The iPod is designed to communicate with a Mac or a PC, which serves as the loading dock for tunes. Fortunately, it doesn’t have especially demanding system requirements. Here’s what your computer must have:
A decent amount of horsepower. For the Macintosh, Apple recommends 256 megabytes of RAM and at least a 400-megahertz G3 processor. For the PC, you need at least a 330-megahertz Pentium-level processor and at least 96 MB of RAM, or 256 MB if you have Windows XP. More memory, of course, is always better.
A recent operating system. For the Mac, you need Mac OS 9.2.2 (to use iTunes 2) or Mac OS X 10.1.5 or later (to use iTunes 4). Of course, if you go all the way to Mac OS X 10.2 or later, you get to use a lot of extra goodies in concert with your iPod, like iCal, iSync, and the Mac OS X Address Book.
To use Apple’s iTunes for Windows software, you need either Windows 2000 or XP. For PCs using the MusicMatch Jukebox software, Windows Me, 2000, or XP will do.

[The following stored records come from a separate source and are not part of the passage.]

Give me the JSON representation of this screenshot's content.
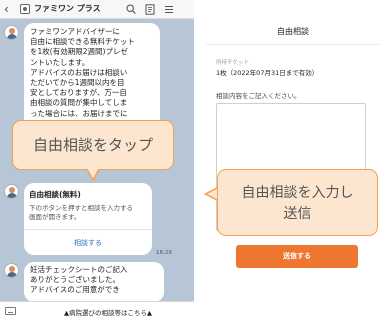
{
  "chat": {
    "header": {
      "back": "‹",
      "title": "ファミワン プラス"
    },
    "messages": {
      "welcome": "ファミワンアドバイザーに\n自由に相談できる無料チケット\nを1枚(有効期限2週間)プレゼ\nントいたします。\nアドバイスのお届けは相談い\nただいてから1週間以内を目\n安としておりますが、万一自\n由相談の質問が集中してしま\nった場合には、お届けまでに",
      "card": {
        "title": "自由相談(無料)",
        "description": "下のボタンを押すと相談を入力する\n画面が開きます。",
        "link": "相談する",
        "time": "18:29"
      },
      "checksheet": "妊活チェックシートのご記入\nありがとうございました。\nアドバイスのご用意ができ"
    },
    "footer": {
      "menu_label": "▲病院選びの相談等はこちら▲"
    },
    "callout": "自由相談をタップ"
  },
  "form": {
    "title": "自由相談",
    "ticket_label": "所持チケット",
    "ticket_value": "1枚（2022年07月31日まで有効）",
    "content_label": "相談内容をご記入ください。",
    "submit_label": "送信する",
    "callout": "自由相談を入力し\n送信"
  },
  "colors": {
    "accent": "#ee7631",
    "callout_fill": "#fce6cf",
    "callout_border": "#f2a24f",
    "chat_background": "#b7c6d6",
    "link": "#2f70c0"
  },
  "icons": [
    "back-icon",
    "logo-icon",
    "search-icon",
    "note-icon",
    "menu-icon",
    "keyboard-icon"
  ]
}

A FireWire or USB 2.0 connector. FireWire, also known as IEEE 1394, is a fast cable connection for transferring data. Most Macs made after 1998 come with built-in FireWire, but FireWire jacks are only now becoming standard connectors on Windows PCs.
If your PC doesn’t have a FireWire connector, you can add a FireWire card to it (Chapter 2)—or use USB 2.0, which is even faster that the original FireWire connection. USB 2.0 is becoming a standard feature on new Macs and PCs, and you can install it into older machines via USB 2.0 expansion cards.